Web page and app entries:
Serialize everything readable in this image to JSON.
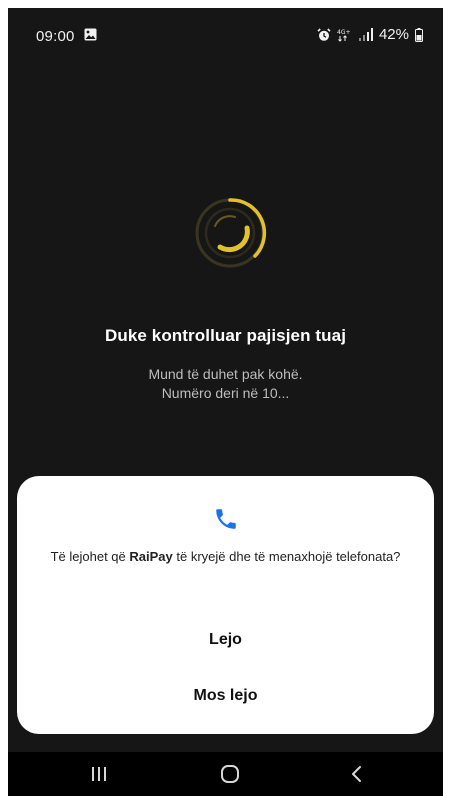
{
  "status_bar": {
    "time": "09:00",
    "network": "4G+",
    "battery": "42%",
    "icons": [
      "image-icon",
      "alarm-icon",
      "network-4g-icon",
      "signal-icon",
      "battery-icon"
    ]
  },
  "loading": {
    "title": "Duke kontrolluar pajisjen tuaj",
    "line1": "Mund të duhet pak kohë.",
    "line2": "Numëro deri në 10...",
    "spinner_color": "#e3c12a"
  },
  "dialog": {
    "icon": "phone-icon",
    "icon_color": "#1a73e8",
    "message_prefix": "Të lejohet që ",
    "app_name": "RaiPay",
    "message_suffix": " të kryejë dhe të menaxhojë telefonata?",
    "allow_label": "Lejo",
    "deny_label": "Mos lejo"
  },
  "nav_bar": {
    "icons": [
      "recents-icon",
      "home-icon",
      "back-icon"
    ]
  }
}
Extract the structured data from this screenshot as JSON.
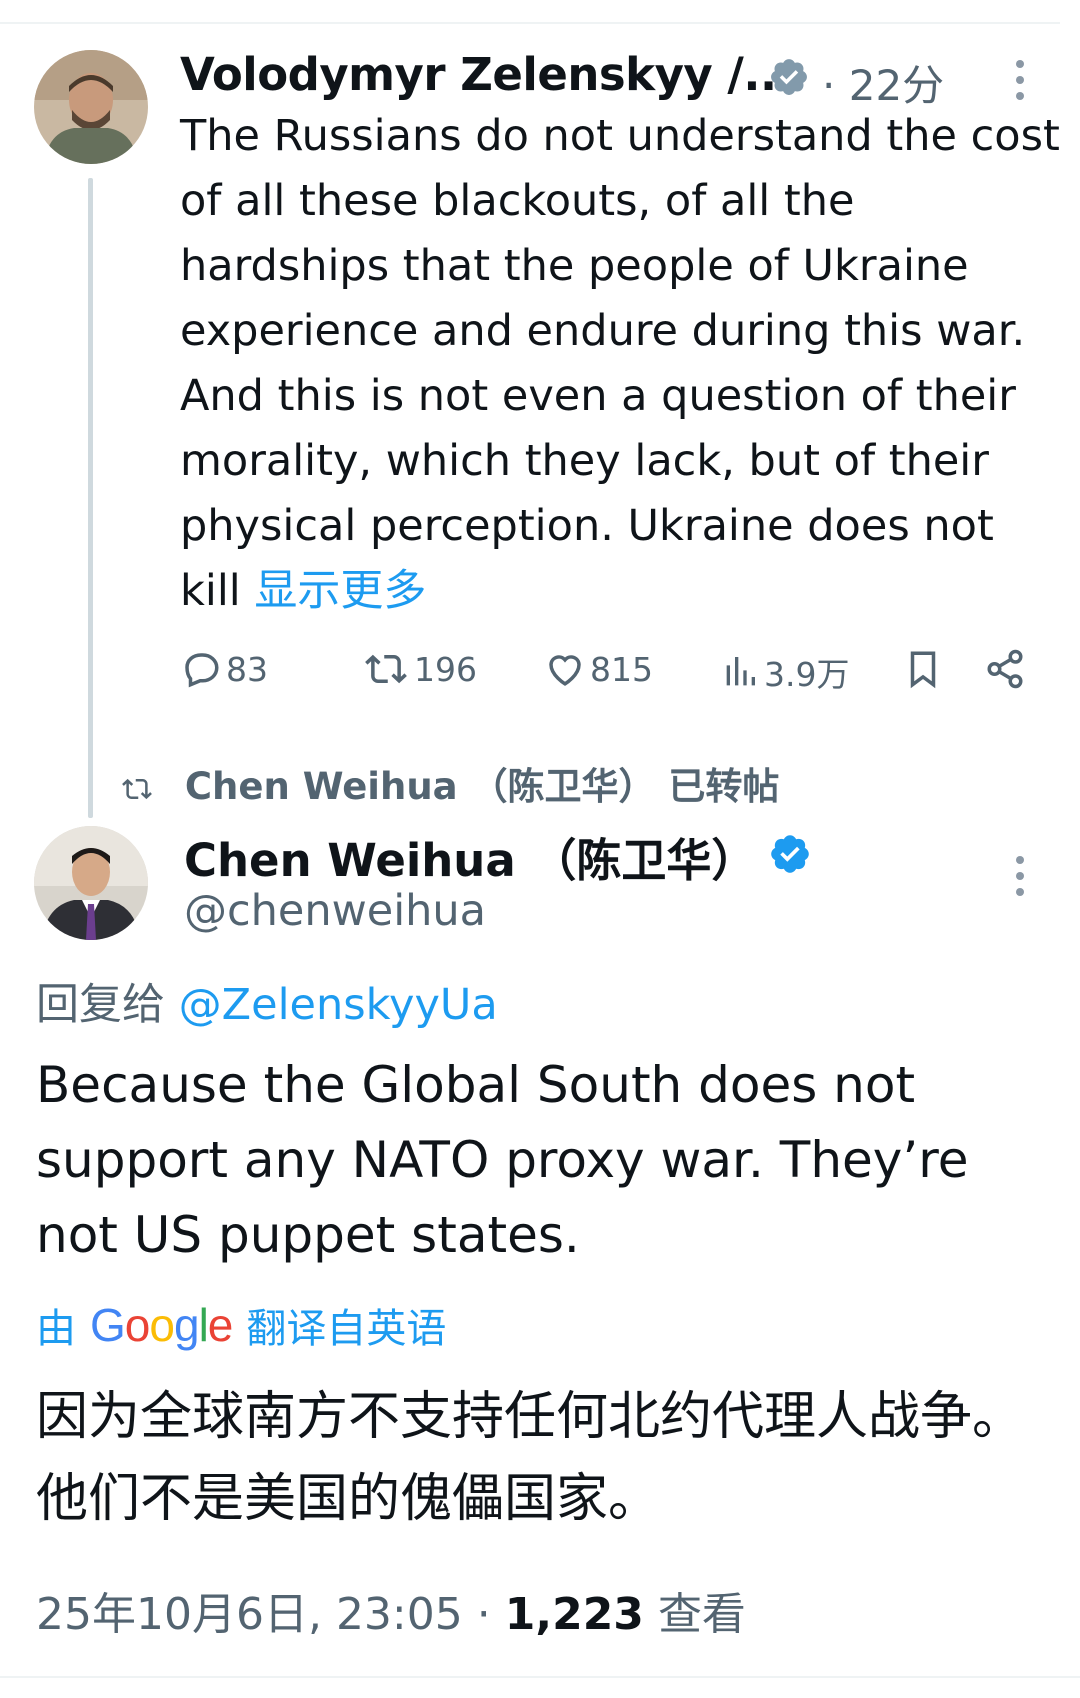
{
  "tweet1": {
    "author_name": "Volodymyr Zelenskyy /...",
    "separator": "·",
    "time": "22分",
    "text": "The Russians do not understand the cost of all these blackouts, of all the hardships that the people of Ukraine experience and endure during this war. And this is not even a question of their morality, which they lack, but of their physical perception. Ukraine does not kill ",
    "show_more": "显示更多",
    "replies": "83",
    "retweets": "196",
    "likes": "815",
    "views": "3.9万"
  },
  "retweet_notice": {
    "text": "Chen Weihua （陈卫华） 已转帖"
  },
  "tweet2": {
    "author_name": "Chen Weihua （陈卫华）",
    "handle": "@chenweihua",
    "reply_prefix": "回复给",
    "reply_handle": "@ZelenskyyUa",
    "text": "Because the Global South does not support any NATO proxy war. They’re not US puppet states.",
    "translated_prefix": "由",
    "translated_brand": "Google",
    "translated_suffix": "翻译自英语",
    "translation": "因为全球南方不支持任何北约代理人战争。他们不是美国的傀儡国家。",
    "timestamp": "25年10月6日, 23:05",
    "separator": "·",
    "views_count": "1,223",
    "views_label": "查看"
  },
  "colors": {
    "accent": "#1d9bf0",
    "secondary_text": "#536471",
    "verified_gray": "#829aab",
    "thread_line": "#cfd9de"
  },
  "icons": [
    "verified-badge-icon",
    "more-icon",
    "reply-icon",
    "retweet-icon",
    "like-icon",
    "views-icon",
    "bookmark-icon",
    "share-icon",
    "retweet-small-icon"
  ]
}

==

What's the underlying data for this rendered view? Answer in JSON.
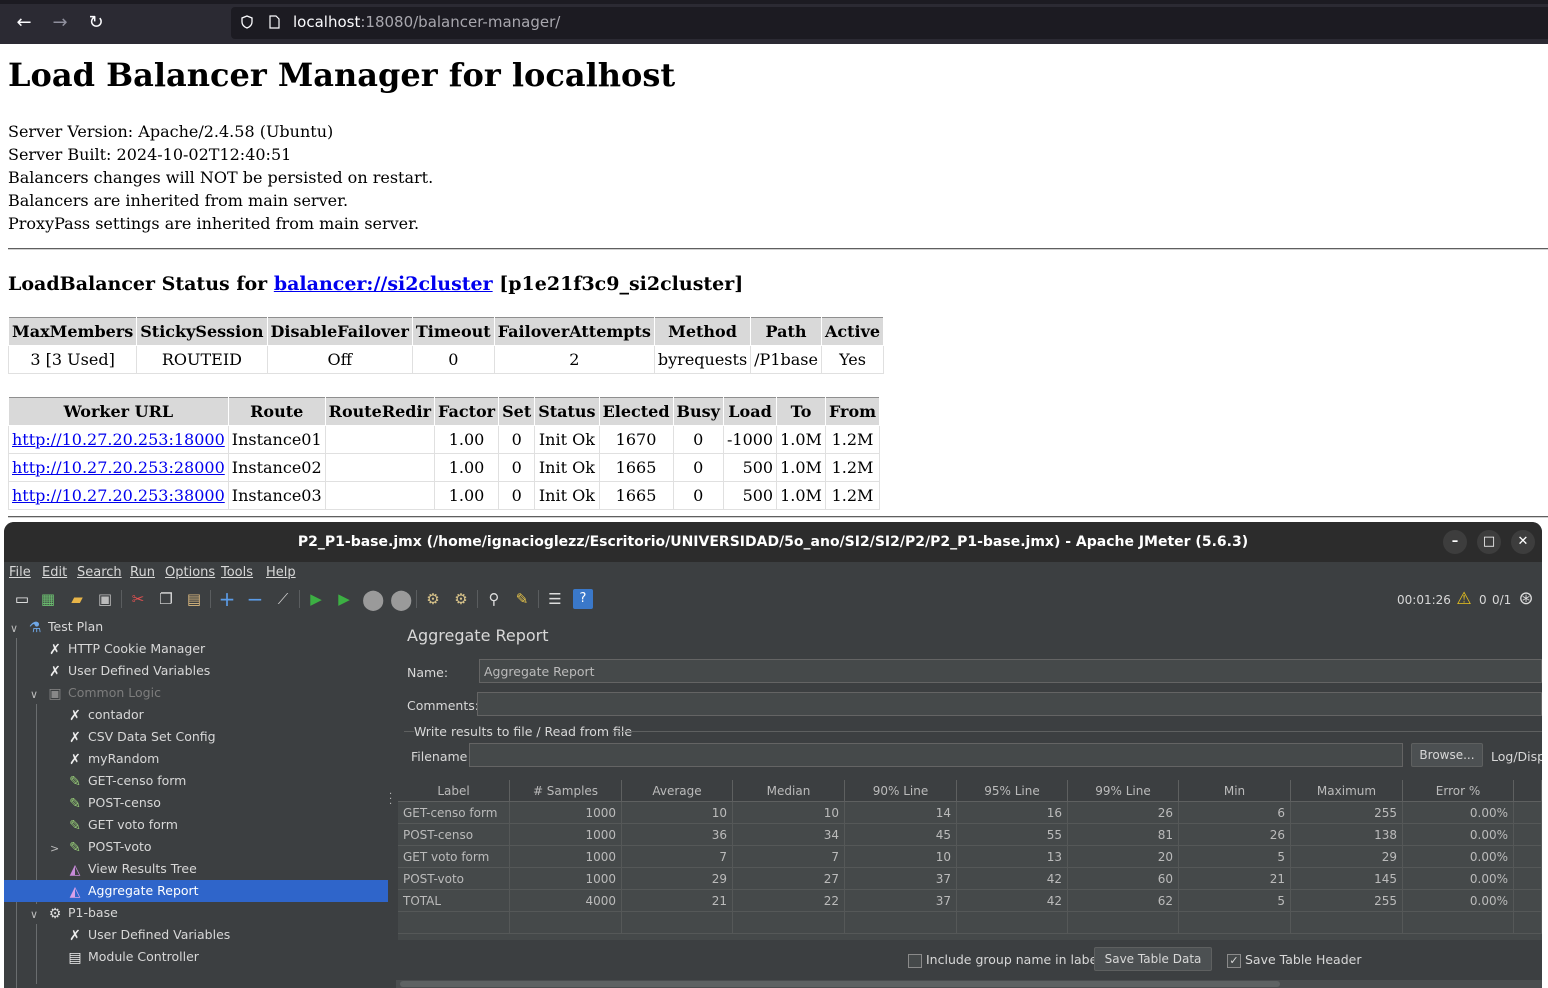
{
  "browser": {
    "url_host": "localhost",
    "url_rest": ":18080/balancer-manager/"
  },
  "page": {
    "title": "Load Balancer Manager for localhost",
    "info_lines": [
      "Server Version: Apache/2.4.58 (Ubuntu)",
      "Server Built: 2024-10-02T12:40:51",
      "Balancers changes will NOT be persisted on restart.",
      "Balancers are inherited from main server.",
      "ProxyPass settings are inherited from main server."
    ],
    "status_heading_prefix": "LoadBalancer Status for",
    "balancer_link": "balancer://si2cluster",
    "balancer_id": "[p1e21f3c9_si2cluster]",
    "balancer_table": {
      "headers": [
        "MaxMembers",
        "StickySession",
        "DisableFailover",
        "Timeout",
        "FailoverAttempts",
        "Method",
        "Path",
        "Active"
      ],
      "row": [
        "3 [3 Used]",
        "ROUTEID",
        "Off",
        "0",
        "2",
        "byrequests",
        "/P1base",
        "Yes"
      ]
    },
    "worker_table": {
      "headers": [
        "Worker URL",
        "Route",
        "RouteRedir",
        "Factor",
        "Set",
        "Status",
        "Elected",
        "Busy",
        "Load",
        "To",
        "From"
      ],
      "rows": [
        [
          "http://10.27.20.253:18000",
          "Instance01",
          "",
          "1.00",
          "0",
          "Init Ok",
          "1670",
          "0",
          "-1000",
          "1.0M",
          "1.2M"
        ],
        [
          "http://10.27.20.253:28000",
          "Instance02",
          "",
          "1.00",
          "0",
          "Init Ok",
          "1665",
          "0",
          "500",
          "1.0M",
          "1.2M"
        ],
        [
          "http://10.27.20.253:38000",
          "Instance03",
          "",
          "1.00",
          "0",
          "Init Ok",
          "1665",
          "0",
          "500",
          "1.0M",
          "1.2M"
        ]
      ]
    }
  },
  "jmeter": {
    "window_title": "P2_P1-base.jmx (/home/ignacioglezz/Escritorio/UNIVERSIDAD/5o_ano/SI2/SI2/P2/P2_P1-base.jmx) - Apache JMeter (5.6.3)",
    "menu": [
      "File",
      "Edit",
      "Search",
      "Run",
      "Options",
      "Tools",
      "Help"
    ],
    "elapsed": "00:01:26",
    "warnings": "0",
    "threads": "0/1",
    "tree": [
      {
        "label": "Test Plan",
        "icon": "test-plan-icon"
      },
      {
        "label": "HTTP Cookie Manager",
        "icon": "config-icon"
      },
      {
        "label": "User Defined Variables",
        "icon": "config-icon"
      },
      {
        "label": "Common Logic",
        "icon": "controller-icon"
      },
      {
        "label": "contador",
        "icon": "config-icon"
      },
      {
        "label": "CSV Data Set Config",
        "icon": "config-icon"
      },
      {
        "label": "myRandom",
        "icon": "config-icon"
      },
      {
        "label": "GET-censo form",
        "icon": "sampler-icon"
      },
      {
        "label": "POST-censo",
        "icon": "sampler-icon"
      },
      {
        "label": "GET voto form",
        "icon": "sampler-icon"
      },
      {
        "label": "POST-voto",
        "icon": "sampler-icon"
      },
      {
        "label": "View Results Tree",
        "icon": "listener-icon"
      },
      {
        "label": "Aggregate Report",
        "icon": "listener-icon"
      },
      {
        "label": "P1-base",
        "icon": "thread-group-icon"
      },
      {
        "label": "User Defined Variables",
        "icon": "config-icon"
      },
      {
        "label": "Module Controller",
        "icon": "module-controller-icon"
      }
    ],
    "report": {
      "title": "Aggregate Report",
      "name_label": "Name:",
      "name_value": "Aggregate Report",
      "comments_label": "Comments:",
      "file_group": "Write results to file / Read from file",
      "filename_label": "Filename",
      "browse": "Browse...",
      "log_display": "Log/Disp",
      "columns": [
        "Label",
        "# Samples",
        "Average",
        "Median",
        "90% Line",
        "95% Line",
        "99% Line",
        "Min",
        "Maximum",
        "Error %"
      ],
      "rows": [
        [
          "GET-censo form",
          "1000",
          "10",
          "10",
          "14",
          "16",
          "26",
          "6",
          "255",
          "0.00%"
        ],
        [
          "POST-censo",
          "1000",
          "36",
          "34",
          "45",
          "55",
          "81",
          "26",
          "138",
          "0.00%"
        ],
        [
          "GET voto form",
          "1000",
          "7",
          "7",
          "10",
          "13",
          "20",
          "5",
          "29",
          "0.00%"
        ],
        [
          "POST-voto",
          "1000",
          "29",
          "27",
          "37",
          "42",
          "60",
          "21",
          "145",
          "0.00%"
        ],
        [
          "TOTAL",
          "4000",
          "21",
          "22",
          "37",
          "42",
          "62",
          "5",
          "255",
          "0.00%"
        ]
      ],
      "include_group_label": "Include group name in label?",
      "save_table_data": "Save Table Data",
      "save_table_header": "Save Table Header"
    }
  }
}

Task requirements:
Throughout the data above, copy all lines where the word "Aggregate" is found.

Finished exercise:
        "label": "Aggregate Report",
      "title": "Aggregate Report",
      "name_value": "Aggregate Report",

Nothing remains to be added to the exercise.